Last year, a judge forced the City of Chicago to release over 56,000 civilian complaints lodged against Chicago police after a legal challenge. As a result, the public, journalists and defense attorneys now have a fairly comprehensive database of problem officers at their disposal.
Police records are an open government highmark. But unlike Los Angeles, Boston and New York, Philly won’t even release basic stuff like its checkbook: a list of itemized, individual expenditures. The Philadelphia City Solicitor’s Office has informally argued with Spirit News that such a release would compromise government contractors’ private information.
My point isn’t that Jim “Constitutional Police Stop” Kenney’s administration would never put this kind of stuff online. I’d be thrilled if they made this article irrelevant by doing so. My point is that the bureaucracy in place encourages the release of certain information that helps certain people. And it discourages the release of other kinds of information. The public is hungry for data outside of what the city voluntarily releases – the uncomfortable stuff.
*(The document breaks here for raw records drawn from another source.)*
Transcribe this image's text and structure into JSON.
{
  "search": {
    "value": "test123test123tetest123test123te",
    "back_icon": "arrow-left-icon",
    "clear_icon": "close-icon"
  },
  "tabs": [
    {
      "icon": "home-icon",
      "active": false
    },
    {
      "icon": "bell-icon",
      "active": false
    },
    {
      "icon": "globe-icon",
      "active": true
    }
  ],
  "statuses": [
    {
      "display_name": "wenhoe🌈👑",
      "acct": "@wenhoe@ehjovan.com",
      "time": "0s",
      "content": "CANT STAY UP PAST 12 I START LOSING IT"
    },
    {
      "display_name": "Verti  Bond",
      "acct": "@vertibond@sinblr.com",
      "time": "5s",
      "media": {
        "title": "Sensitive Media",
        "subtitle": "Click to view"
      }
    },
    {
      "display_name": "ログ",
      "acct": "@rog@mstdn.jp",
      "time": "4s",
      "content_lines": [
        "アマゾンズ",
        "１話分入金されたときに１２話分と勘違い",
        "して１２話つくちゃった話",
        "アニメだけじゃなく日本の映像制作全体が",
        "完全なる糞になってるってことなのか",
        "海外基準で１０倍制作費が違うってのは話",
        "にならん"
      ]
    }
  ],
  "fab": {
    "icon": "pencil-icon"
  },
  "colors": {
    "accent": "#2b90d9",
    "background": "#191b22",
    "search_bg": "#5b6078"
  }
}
In Philly, the Mayor’s Office itself directly hosts and funds the open government show. A firm called Azavea, which designed and mostly runs Open Data Philly also cashes close to a million dollars in government checks a year: close to half the $2.18 million in net sales they reported during that time, according to Dun & Bradstreet.
Former Mayor Michael Nutter created the City’s open government positions with a 2012 executive order. Now imagine that a future mayor takes offense to a data release that catches them from the chin up. She could kill the whole thing with another unilateral pen-stroke.
This isn’t standard. Open government-related work in LA, Boston and NYC falls to controllers’ offices. As elected officials usually head those offices, they tend to enjoy some autonomy from the mayor. And city law legitimates the controller’s office, not mayoral orders. This makes those offices harder to quash.
Former Philly Chief Data Officer Mark Headd reflected on his stint at the job in a 2014 blog post shortly after he quit. “Don’t hang any pictures in your office,” he advised. He continued:
“[D]on’t get comfortable. Recognize that your time in public service is temporary… The contents of the cabinets and desk drawers are those that the previous occupant left behind. There are no decorations, few items with sentimental value, nothing to suggest permanence.”
Kenney moved some chairs around within Philly’s open government organ this year. But the changes don’t break the power line from the Mayor’s Office. Until that happens, I’m keeping a tight confetti budget for what people in those positions and their private sector friends accomplish.